In the article on Infants in 27 Am.Jur. 822, 823, Sec. 101, we find the following:"* * * A court of equity has jurisdiction over the persons as well as the property of infants. This jurisdiction is broad, comprehensive, and plenary. In all suits or legal proceedings of whatever nature, in which the personal or property rights of a minor are involved, the protective powers of a court of chancery may be invoked whenever it becomes necessary fully to protect such rights. If such proceedings are instituted and it appears to the court that the infant is unrepresented by anyone fully charged with the power and duty of protecting his interests, it is the duty of the court to appoint a guardian ad litem for the minor. But the court's duty does not end here. The minor, in such an action, becomes a ward of the court of chancery, and the chancellor himself is, in legal contemplation, the infant's guardian. When a guardian is appointed, whether a guardian ad litem or a general guardian, he is regarded as the agent of the court and of the state for the discharge of that parental duty. * * *"

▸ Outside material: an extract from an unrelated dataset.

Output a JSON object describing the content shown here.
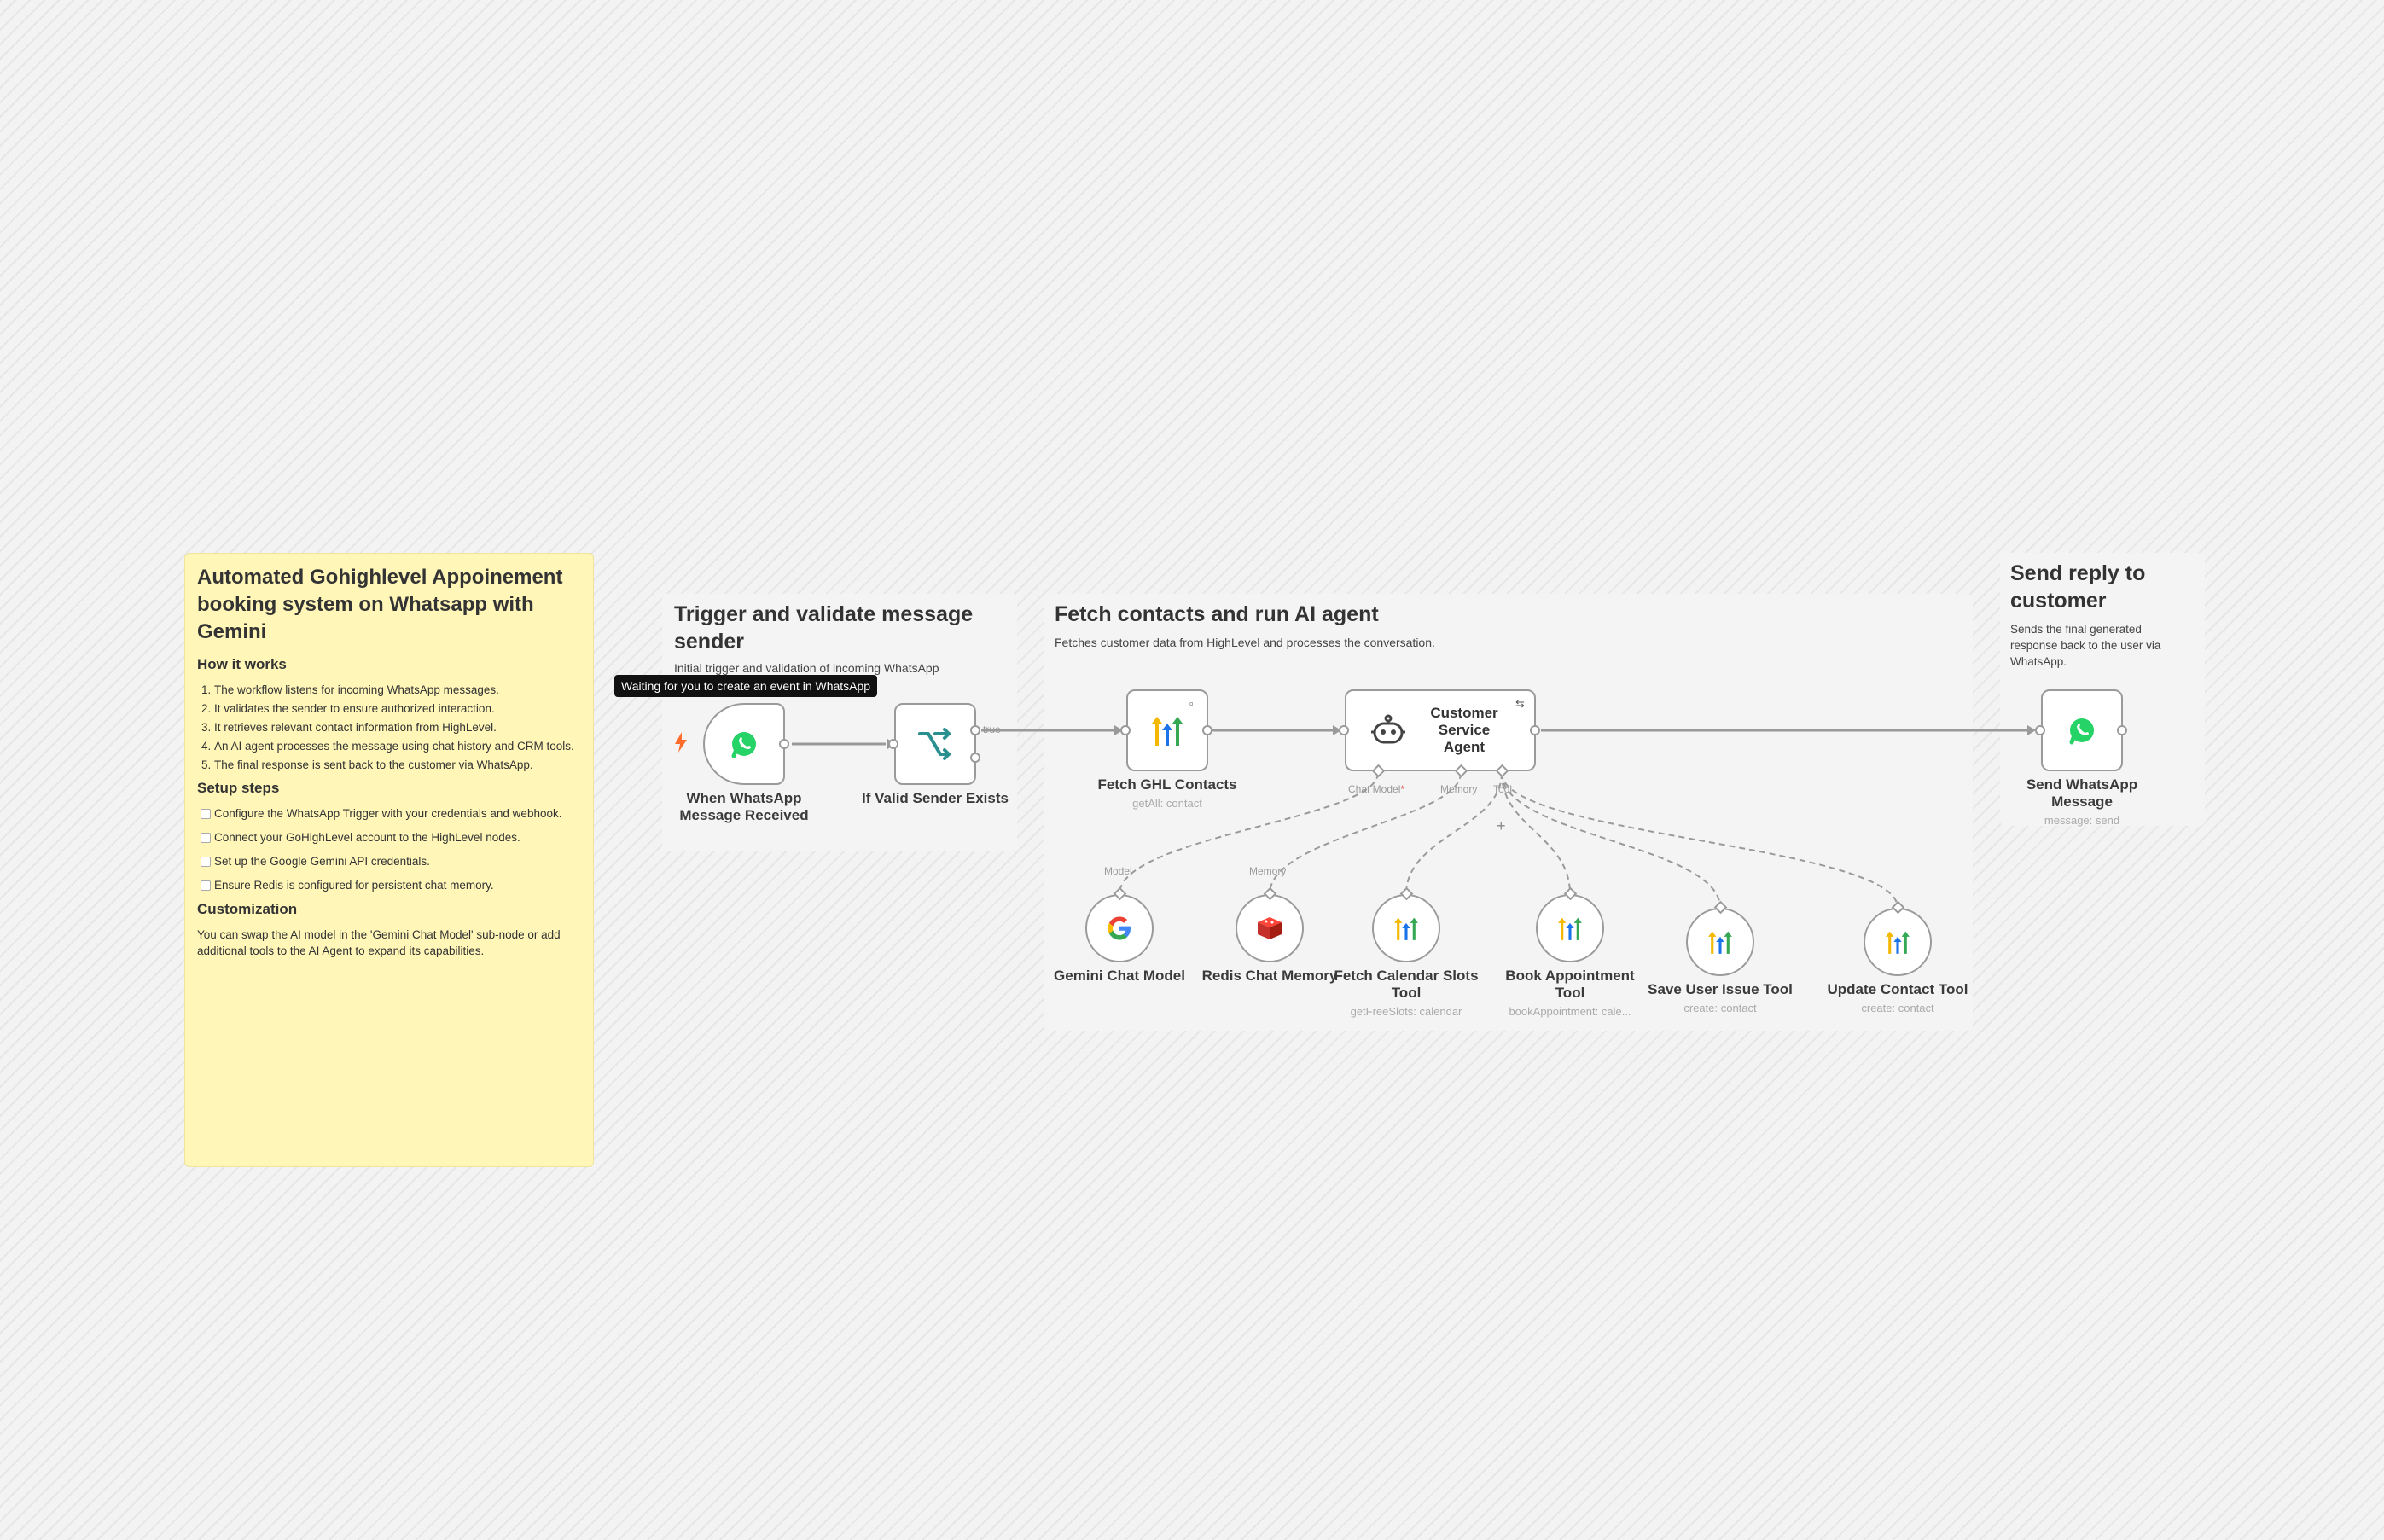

We find no error in the order complained of. Should this opinion be in conflict with any portion of the opinion in Dorman v. Friendly, supra, the same is overruled and receded from to the extent of such conflict.
ROBERTS, C.J., and TERRELL and DREW, JJ., concur.